But here at home, officials said they hit 60% of their target number, nearly matching the number of people leaving the service. To increase the numbers, the branch is offering bonuses and has looked into bringing back active duty members as reservists. Johnson said programs are even helping applicants meet physical fitness requirements.
“You hear a lot about lowering the standards. There is not a lowering of the standards. Standards are still there. We’re just helping these kids get to where they need to be,” Johnson said.
Master Sergeant Jeff Koss oversees recruiting for the Michigan Air National Guard. He said most of the units around the state have hit 100% of their staffing goals. Along with tactics the Army is using, Koss said the pandemic has changed fitness standards.
“Our waist measurement has gone away for the time being. So obviously, if you are 6-foot-five and are 250 [pounds] but you are in phenomenal shape, you don’t have to worry about that waist anymore,” he said. “Usually that is something that could hinder someone in the past but right now we don’t have that issue.”
Both branches said the job market has made recruiting more competitive. But Johnson sees it as a plus.
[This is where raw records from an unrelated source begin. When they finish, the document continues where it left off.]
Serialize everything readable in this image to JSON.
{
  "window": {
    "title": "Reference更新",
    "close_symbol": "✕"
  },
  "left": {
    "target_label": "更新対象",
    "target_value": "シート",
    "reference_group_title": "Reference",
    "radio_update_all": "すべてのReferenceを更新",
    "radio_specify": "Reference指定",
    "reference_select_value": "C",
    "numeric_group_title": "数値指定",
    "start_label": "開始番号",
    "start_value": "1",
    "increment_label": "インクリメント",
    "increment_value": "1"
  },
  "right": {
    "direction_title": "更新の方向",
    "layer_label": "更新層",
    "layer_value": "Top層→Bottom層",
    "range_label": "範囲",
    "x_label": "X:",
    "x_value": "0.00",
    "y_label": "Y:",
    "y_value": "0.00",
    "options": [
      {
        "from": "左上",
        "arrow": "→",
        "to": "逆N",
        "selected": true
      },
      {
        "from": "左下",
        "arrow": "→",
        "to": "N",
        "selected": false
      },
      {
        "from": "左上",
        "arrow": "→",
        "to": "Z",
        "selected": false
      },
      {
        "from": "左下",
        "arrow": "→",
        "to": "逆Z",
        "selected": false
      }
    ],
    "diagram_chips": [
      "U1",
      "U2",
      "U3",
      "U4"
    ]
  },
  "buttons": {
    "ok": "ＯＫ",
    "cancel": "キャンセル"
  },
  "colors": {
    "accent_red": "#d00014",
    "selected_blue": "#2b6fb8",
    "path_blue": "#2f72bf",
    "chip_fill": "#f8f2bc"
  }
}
“Now, we are just getting the kids that just want to serve. And that’s the best option for us anyways,” said the recruiter.
Michigan State University professor Fredrick Morgeson said the contrast between state and national recruiting numbers comes down to factors like location.
“What you’re offering and the composition of the people and what they are looking for in terms of a career certainly does vary,” he said.
Both recruiters and Morgeson agree the last two years have created a brand awareness challenge. Online classes have kept recruiters out of schools and in-person events. Both Johnson and Koss said their branches are now looking to make up lost ground with social media and a return to in-person recruiting.